Strathallan School in Perth-shire was one of 50 independent establishments across the UK accused by the Office of Fair Trading (OFT) of breaking competition laws by sharing information about increases in pupils' fees.
It has emerged that an agreement has almost been reached between the OFT and the Independent Schools Council (ISC), which will see each of the schools pay a 10,000 fine, plus an ex-gratia contribution of about 60,000 to a charitable educational fund.
The OFT described the sanctions as "innovative and proportionate", while the ISC called the financial penalties "nominal".
Strathallan, which counts the top golfer Colin Montgomerie among its former pupils and charges boarders up to 6,895 a term, was the only Scottish school accused by the OFT after a two-and-a-half year investigation. Among the leading English schools named were Eton College, Harrow and Winchester.

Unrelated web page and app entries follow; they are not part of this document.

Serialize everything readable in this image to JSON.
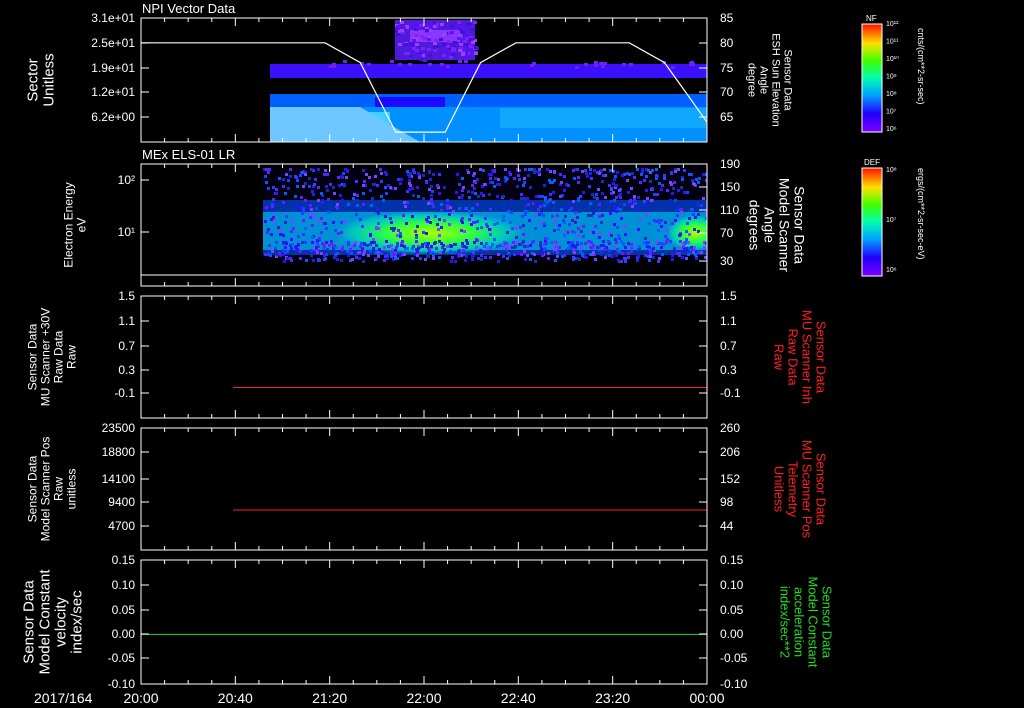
{
  "page": {
    "date_label": "2017/164"
  },
  "colors": {
    "bg": "#000000",
    "axis": "#ffffff",
    "red": "#ff2020",
    "green": "#22dd22"
  },
  "time_axis": {
    "ticks": [
      "20:00",
      "20:40",
      "21:20",
      "22:00",
      "22:40",
      "23:20",
      "00:00"
    ]
  },
  "chart_data": [
    {
      "type": "heatmap",
      "panel": "npi",
      "title": "NPI Vector Data",
      "ylabel_left": [
        "Sector",
        "Unitless"
      ],
      "yticks_left": [
        "3.1e+01",
        "2.5e+01",
        "1.9e+01",
        "1.2e+01",
        "6.2e+00"
      ],
      "ylabel_right": [
        "Sensor Data",
        "ESH Sun Elevation",
        "Angle",
        "degree"
      ],
      "yticks_right": [
        "85",
        "80",
        "75",
        "70",
        "65"
      ],
      "ylim_right": [
        60,
        85
      ],
      "overlay_line": {
        "color": "white",
        "x_hours": [
          20.0,
          21.3,
          21.55,
          21.8,
          22.15,
          22.4,
          22.65,
          23.45,
          23.7,
          23.85,
          24.0
        ],
        "y": [
          80,
          80,
          76,
          62,
          62,
          76,
          80,
          80,
          76,
          70,
          64
        ]
      },
      "colorbar": {
        "label": "cnts/(cm**2-sr-sec)",
        "tag": "NF",
        "ticks": [
          "10¹²",
          "10¹¹",
          "10¹⁰",
          "10⁹",
          "10⁸",
          "10⁷",
          "10⁶"
        ]
      }
    },
    {
      "type": "heatmap",
      "panel": "els",
      "title": "MEx ELS-01 LR",
      "ylabel_left": [
        "Electron Energy",
        "eV"
      ],
      "yticks_left": [
        "10²",
        "10¹"
      ],
      "ylabel_right": [
        "Sensor Data",
        "Model Scanner",
        "Angle",
        "degrees"
      ],
      "yticks_right": [
        "190",
        "150",
        "110",
        "70",
        "30"
      ],
      "ylim_right": [
        0,
        190
      ],
      "overlay_line": {
        "color": "white",
        "x_hours": [
          20.0,
          24.0
        ],
        "y": [
          0,
          0
        ]
      },
      "colorbar": {
        "label": "ergs/(cm**2-sr-sec-eV)",
        "tag": "DEF",
        "ticks": [
          "10⁸",
          "10⁷",
          "10⁶"
        ]
      }
    },
    {
      "type": "line",
      "panel": "p3",
      "ylabel_left": [
        "Sensor Data",
        "MU Scanner +30V",
        "Raw Data",
        "Raw"
      ],
      "yticks_left": [
        "1.5",
        "1.1",
        "0.7",
        "0.3",
        "-0.1"
      ],
      "ylabel_right": [
        "Sensor Data",
        "MU Scanner Inh",
        "Raw Data",
        "Raw"
      ],
      "yticks_right": [
        "1.5",
        "1.1",
        "0.7",
        "0.3",
        "-0.1"
      ],
      "ylim": [
        -0.5,
        1.5
      ],
      "series": [
        {
          "color": "red",
          "x_hours": [
            20.65,
            24.0
          ],
          "y": [
            0.0,
            0.0
          ]
        }
      ]
    },
    {
      "type": "line",
      "panel": "p4",
      "ylabel_left": [
        "Sensor Data",
        "Model Scanner Pos",
        "Raw",
        "unitless"
      ],
      "yticks_left": [
        "23500",
        "18800",
        "14100",
        "9400",
        "4700"
      ],
      "ylabel_right": [
        "Sensor Data",
        "MU Scanner Pos",
        "Telemetry",
        "Unitless"
      ],
      "yticks_right": [
        "260",
        "206",
        "152",
        "98",
        "44"
      ],
      "ylim": [
        0,
        23500
      ],
      "series": [
        {
          "color": "red",
          "x_hours": [
            20.65,
            24.0
          ],
          "y": [
            7700,
            7700
          ]
        }
      ]
    },
    {
      "type": "line",
      "panel": "p5",
      "ylabel_left": [
        "Sensor Data",
        "Model Constant",
        "velocity",
        "index/sec"
      ],
      "yticks_left": [
        "0.15",
        "0.10",
        "0.05",
        "0.00",
        "-0.05",
        "-0.10"
      ],
      "ylabel_right": [
        "Sensor Data",
        "Model Constant",
        "acceleration",
        "index/sec**2"
      ],
      "yticks_right": [
        "0.15",
        "0.10",
        "0.05",
        "0.00",
        "-0.05",
        "-0.10"
      ],
      "ylim": [
        -0.1,
        0.15
      ],
      "series": [
        {
          "color": "green",
          "x_hours": [
            20.0,
            24.0
          ],
          "y": [
            0.0,
            0.0
          ]
        }
      ]
    }
  ]
}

The OFT claimed the schools exchanged information on their planned fee increases for the 2001-2, 2002-3 and 2003-4 academic years, in contravention of the Competition Act 1998. The schools had argued that they had been unaware the law had changed and had stopped sharing information as soon as they were told.
In a statement yesterday, the OFT said it was on the verge of resolving the matter following meetings with a steering group of the ISC. Under the proposal, the schools would admit their actions had contravened the Competition Act, but would make no admission of liability.
Vincent Smith, the director of competition enforcement at the OFT, said: "This is a novel and exceptional case. The offer at this stage in the case, after the issue of our statement of objections, provides an opportunity for an innovative and proportionate outcome to a case where we believe there has been a serious infringement of competition law."
Jonathan Shephard, who led the ISC steering group, said he was glad a resolution had been agreed. He said: "The settlement reached represents a sizeable cost for an inadvertent failure by the schools to recognise that the law had changed and for continuing to share information in a manner which had previously been perfectly legal.
"It does enable the schools to bring an early end to a matter that has occupied them for nearly three years."
No-one at Strathallan School was willing to comment on the issue yesterday.
Fiona Valpy, of the Scottish Council of Independent Schools, said the financial penalties imposed were still sizeable. "Independent schools don't exist to make huge profits and their fees aren't structured in that way, so anything like this is going to have a financial impact."
Seat of sporting excellence in rural Perthshire
Strathallan School was founded in 1913.
The school is co-educational and is situated on a 150-acre campus in rural Perthshire.
The school's headmaster is Bruce Thomson.
It has about 450 pupils, with two-thirds boarding.
Term fees range from 3,070 to 4,675 for day pupils and from 4,920 to 6,895 for boarding pupils.
A number of scholarships are awarded each year, varying between 10 per cent and 50 per cent of the full fee.
More than 95 per cent of the school's pupils go on to university or some other form of higher education.
The school has seven boarding houses - one for junior pupils aged between ten and 13 and six senior houses for those aged from 13 to 18.
Strathallan's most famous former pupil is the golfer Colin Montgomerie.
Sport is central to the life of the school, with pupils taking part in activities such as hockey, badminton, netball, football and judo.